- [Exercise data]
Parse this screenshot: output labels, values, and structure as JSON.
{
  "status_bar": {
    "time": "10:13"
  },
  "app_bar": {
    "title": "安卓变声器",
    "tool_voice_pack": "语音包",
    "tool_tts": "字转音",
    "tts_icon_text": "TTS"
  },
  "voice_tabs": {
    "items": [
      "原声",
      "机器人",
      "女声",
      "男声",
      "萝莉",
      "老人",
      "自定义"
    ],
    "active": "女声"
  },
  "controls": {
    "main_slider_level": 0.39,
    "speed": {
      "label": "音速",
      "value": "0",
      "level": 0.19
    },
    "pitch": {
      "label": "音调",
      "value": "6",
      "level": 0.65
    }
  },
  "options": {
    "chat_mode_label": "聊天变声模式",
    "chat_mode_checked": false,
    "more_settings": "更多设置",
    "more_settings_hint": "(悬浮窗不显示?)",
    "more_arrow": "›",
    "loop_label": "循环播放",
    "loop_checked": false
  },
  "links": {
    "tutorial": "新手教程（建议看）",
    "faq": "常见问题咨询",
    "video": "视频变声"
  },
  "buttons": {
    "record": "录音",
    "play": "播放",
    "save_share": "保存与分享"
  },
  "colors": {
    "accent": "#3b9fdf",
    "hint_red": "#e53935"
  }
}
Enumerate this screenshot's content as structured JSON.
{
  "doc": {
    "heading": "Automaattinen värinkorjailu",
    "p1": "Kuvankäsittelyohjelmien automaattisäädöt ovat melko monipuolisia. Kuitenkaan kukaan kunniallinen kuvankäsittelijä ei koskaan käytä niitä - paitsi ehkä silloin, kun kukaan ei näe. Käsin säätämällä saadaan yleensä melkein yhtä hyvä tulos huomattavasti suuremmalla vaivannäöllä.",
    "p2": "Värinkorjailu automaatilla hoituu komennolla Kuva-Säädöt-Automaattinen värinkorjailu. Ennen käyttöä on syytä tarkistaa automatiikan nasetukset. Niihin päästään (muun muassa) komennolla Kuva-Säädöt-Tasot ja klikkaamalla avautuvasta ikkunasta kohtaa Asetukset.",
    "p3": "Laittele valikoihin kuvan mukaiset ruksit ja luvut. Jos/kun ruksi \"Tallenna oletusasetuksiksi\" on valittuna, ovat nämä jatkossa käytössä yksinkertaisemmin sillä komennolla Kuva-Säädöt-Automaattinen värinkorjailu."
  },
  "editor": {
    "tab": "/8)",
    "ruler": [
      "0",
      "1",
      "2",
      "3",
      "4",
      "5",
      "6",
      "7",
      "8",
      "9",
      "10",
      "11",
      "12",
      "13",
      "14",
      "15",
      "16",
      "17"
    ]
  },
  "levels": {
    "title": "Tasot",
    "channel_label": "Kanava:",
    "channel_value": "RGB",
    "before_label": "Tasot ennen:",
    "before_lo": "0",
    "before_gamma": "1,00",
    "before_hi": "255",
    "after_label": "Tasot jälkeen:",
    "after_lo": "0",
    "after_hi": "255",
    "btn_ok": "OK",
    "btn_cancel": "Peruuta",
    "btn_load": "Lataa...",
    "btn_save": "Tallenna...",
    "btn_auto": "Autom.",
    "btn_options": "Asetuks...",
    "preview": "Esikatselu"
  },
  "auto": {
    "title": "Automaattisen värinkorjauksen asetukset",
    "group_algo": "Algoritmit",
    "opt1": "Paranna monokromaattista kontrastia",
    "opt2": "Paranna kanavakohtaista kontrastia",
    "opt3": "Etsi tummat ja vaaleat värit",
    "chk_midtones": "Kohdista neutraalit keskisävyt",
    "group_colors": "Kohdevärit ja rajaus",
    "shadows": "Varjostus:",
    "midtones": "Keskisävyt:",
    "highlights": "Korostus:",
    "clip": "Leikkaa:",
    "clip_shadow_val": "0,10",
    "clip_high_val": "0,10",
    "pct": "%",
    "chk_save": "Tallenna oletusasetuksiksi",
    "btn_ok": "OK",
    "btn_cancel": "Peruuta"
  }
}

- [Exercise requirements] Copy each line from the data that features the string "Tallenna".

- [Answer for this exercise]
    "p3": "Laittele valikoihin kuvan mukaiset ruksit ja luvut. Jos/kun ruksi \"Tallenna oletusasetuksiksi\" on valittuna, ovat nämä jatkossa käytössä yksinkertaisemmin sillä komennolla Kuva-Säädöt-Automaattinen värinkorjailu."
    "btn_save": "Tallenna...",
    "chk_save": "Tallenna oletusasetuksiksi",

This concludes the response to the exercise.